The partnership with Kaytranada is a better fit nonetheless. ‘Guillotine’ pairs Buddy’s smooth flow over some funky West Coast electronic vibes. This is certainly no come-back record; rather, Buddy is just getting started. And Kaytranada’s beats continue to get more interesting.
Slowthai is a rapper/producer from Northampton, England. His latest solo release slowitdown packs a serious punch of grime beats and lyrical jabs, most notably on the track ‘Wiseman’ which originally premiered on Boiler Room and played more recently on the Gilles Peterson show.
Hector Plimmer is an electronic producer from South London. His latest record, Sunshine, is an exploration of trippy synths and jazz drums. “It represents (in no particular order) my musical journey over the past 4 or so years, some of which may never have seen the light of day,” says the musician.

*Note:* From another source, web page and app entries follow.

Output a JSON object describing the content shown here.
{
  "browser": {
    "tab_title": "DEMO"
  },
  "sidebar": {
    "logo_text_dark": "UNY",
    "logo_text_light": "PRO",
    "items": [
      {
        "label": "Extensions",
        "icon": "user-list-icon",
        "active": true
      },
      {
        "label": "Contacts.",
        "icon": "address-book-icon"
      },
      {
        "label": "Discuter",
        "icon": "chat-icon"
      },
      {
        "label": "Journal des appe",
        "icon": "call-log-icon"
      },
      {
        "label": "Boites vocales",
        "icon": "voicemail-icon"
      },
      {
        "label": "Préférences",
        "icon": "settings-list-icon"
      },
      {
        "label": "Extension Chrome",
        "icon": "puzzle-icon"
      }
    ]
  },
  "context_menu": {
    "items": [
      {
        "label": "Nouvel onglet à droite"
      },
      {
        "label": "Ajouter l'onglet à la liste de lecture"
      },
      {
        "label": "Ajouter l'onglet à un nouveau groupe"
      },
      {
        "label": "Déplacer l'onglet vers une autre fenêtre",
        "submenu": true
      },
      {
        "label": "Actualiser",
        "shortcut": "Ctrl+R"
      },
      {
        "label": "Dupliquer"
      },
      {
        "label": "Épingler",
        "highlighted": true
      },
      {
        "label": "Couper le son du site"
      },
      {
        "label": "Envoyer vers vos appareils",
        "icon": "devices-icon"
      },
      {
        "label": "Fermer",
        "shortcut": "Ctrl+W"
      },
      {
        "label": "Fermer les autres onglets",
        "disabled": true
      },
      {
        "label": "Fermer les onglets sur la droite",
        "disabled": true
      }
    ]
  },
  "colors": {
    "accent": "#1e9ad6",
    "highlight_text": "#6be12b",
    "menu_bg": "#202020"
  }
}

The opening track ‘Let’s Stay’ is a sublime mix of dreamy keys laced to a head-nodding drum kicks. It’s no surprise his influences range from Flying Lotus, Portishead, to Theo Parrish.
Flako is Dario Rojo Guerra, a Berlin-based producer known for his helter-skelter beats. I first discovered him in 2010 with his jaw-dropping Pharcyde sample on the track ‘Love.’

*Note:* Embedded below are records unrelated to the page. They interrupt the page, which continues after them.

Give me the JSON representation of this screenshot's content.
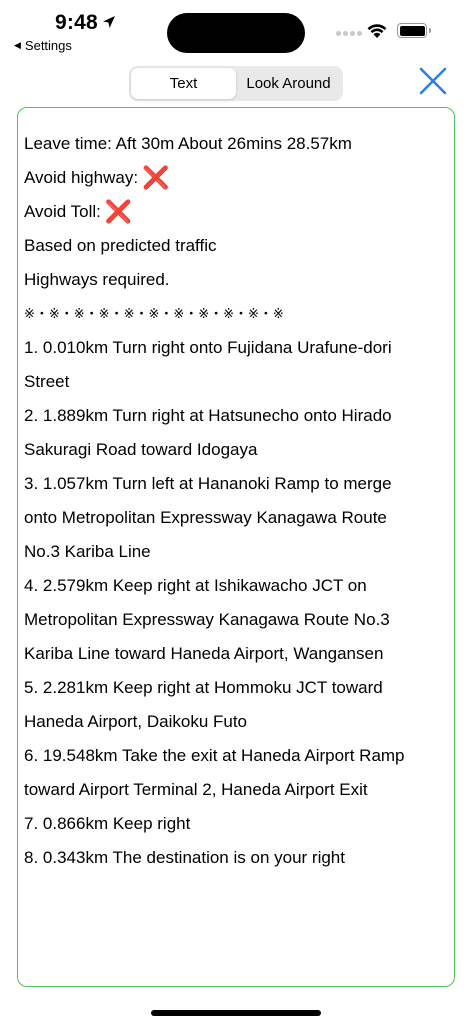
{
  "status": {
    "time": "9:48",
    "back_label": "Settings"
  },
  "segmented": {
    "options": [
      "Text",
      "Look Around"
    ],
    "selected": "Text"
  },
  "route": {
    "summary": "Leave time: Aft 30m    About 26mins  28.57km",
    "avoid_highway": "Avoid highway:",
    "avoid_toll": "Avoid Toll:",
    "cross_mark": "❌",
    "traffic_note": "Based on predicted traffic",
    "highways_note": "Highways required.",
    "separator": "※・※・※・※・※・※・※・※・※・※・※",
    "steps": [
      "1. 0.010km Turn right onto Fujidana Urafune-dori",
      "Street",
      "2. 1.889km Turn right at Hatsunecho onto Hirado",
      "Sakuragi Road toward Idogaya",
      "3. 1.057km Turn left at Hananoki Ramp to merge",
      "onto Metropolitan Expressway Kanagawa Route",
      "No.3 Kariba Line",
      "4. 2.579km Keep right at Ishikawacho JCT on",
      "Metropolitan Expressway Kanagawa Route No.3",
      "Kariba Line toward Haneda Airport, Wangansen",
      "5. 2.281km Keep right at Hommoku JCT toward",
      "Haneda Airport, Daikoku Futo",
      "6. 19.548km Take the exit at Haneda Airport Ramp",
      "toward Airport Terminal 2, Haneda Airport Exit",
      "7. 0.866km Keep right",
      "8. 0.343km The destination is on your right"
    ]
  },
  "colors": {
    "accent": "#2f7fe0",
    "border": "#4cc35a",
    "cross": "#e0191f"
  }
}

He’s since expanded his sound beyond hip-hop to include more live instruments and global soundscapes, paying tribute to his German-Chilean heritage. Now releasing music under his rebranded name Natureboy, Flako has done some reworks most notably with Malian Wassoulou Oumou Sangaré’s track ‘Yere Faga.’ A worthy listen.
Thrupence is Jack Vanzet, a multidisciplinary artist from Melbourne, Australia. In addition to graphic design and illustration expertise — his Instagram account is dope — he makes electronic beats.
After a long series of original mixtapes, he’s crafted a debut album called Ideas of Aesthetics. The nine-track album represents a collection of songs he’s produced over the last six years, including two collaborations with his brother Edward on vocals. “It has become a diary of places I’ve lived and people I’ve met over this time,” says the artist.
‘Forest On The Sun’ and ‘Rinse Repeat’ are my two favorite tracks on the album, mixing elements of soft piano and choppy electronic beats that’ll make you nod your head and smile 😉
STUFF is a five piece instrumental band from Antwerp, Belgium. ‘Strata’ is the first track from the band’s second album old dreams new planets due out April 28th.
The song vacillates from broken jazz before weaving into a funky, electronic jungle. Says the quintet’s SoundCloud page, “it makes you doubt whether you’re at a rave or at a fusion jazz concert in some late 80’s basement.”
Jazz visionary and French horn player Brother Ah aka Robert Northern presents the release of three unheard albums courtesy of Manufactured Recordings. Today, he runs a hit radio jazz show on WPFW (89.3 FM) in Washington D.C. while teaching his philosophy of “sound awareness” to anyone from the East Coast elites to 5-year-olds who enligthen him with fresh beats.